Three quarters of the world's honey is laced with neonicotinoid insecticides, a new study has shown this week.
In a scientific first, Edward Mitchell, from Neuchâtel University, in Switzerland, has analysed nearly 200 honey samples collected from around the world with the help of citizen scientists in every continent (except Antarctica!).
The analysis, presented in Science this week, looks at the levels of neonicotinoid pesticides, dubbed "neonics", present in the honey. Three quarters of the samples tested contained at least one neonicotinoid, and hearly half contained multiple neonic species, although the concentrations detected were not judged to be a threat to human health. The levels present were, however, within the biologically active range for insects.
Neonicotinoids are currently the most widely used class of insecticides worldwide. Sprayed on, or applied to seeds, they are taken up and distributed throughout the plant, and they also accumulate in nectar and in pollen.
This means that pollinators, like bees, have the potential to fall victim to off-target exposure to the agents, and this, some scientists are warning, might account for the global decline noted among some pollinator species in recent years. Researchers estimate that 90% of the neonics applied to a crop plant ultimately end up in the soil where they have the potential to enter wild flower species growing along field boundaries.
If this is the case, then initiatives like the recent EU partial ban on neonic use in pollinator-visited crop plants may, in fact, be fruitless if the agents can still find their way into pollinator's food chains through so-called secondary routes in the soil.
But the extent to which this is occurring isn't known, and this was the stimulus that triggered the Swiss team to set up their global honey study.
Samples from the US tested positive for at least one neonic 86% of the time, Asia about 80% of the time, Europe 79% and Oceania about 70%. Neonics work by mimicking the action of certain neurotransmitters in the insect brain, and the concentrations detected in the honey would certainly be high enough to cause behavioural and memory problems for bees that consumed it.
"This study shows that pollinators are globally exposed to neonicotinoids, at concentrations shown to be harmful to bees," say the Swiss team. "The fact that 45% of our samples showed multiple contaminations is worrying and indicates that bee populations throughout the world are exposed to a cocktail of neonicotinoids." The group conclude by urging policy-makers to make available data on local use of neonic so that more rigorous correlations can be sought.

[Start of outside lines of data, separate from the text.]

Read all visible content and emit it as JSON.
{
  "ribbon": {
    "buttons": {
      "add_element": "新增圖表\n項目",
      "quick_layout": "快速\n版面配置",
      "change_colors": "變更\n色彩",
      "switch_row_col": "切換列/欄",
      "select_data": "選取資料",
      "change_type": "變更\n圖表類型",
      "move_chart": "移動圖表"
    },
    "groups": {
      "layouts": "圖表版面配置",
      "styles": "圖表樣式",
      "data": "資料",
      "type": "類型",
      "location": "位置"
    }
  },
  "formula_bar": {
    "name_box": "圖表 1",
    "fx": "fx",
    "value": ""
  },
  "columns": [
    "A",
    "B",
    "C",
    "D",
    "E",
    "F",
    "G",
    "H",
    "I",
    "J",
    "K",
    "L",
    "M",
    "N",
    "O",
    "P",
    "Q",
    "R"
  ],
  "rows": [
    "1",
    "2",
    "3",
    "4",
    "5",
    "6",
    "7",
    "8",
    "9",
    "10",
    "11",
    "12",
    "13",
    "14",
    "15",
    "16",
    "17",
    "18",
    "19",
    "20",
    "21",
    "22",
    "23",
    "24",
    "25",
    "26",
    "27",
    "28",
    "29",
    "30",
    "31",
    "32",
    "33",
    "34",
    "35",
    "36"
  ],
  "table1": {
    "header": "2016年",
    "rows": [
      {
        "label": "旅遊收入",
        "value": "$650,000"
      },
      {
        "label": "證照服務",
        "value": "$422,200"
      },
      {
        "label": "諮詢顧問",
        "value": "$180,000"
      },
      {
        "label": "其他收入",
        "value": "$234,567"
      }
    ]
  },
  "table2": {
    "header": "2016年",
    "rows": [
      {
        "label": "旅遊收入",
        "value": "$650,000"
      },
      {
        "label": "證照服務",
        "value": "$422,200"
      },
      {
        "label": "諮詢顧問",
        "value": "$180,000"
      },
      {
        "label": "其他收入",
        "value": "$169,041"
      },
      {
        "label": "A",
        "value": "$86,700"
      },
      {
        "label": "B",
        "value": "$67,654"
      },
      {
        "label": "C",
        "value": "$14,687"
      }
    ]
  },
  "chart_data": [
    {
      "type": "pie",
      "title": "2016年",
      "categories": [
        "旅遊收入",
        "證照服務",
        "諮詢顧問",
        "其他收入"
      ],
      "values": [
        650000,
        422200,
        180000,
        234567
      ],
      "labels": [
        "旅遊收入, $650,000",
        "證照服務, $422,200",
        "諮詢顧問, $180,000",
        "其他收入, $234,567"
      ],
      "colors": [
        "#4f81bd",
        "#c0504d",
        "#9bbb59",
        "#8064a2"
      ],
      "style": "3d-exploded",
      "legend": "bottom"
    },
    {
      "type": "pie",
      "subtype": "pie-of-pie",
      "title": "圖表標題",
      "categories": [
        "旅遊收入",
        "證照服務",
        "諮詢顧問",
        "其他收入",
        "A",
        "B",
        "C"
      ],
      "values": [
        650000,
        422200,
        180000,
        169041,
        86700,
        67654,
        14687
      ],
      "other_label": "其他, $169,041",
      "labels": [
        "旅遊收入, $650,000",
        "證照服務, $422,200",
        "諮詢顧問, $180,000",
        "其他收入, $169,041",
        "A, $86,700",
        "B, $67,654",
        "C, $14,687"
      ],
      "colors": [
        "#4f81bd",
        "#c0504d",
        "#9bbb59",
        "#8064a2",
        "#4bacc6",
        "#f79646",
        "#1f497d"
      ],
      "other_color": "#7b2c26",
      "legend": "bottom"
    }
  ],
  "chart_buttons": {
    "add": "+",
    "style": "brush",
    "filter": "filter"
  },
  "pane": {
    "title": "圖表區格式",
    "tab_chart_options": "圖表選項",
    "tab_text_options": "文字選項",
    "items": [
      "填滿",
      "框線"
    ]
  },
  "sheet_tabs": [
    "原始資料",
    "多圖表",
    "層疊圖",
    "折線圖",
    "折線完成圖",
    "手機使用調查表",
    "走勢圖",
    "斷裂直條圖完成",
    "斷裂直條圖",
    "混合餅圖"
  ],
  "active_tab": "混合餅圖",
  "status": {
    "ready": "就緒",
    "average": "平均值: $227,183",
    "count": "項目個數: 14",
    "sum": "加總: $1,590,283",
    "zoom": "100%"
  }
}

It's not good news for humans either. Apart from potentially jeopariding the US$400 billion that pollinators contribute in economic terms each year, the fact that these chemicals have turned up in honey is making some people uneasy about what else might be in our food that we are not testing for. "It makes one wonder what other chemicals might also be there," questions Dundee University neuroscientist Chris Connolly.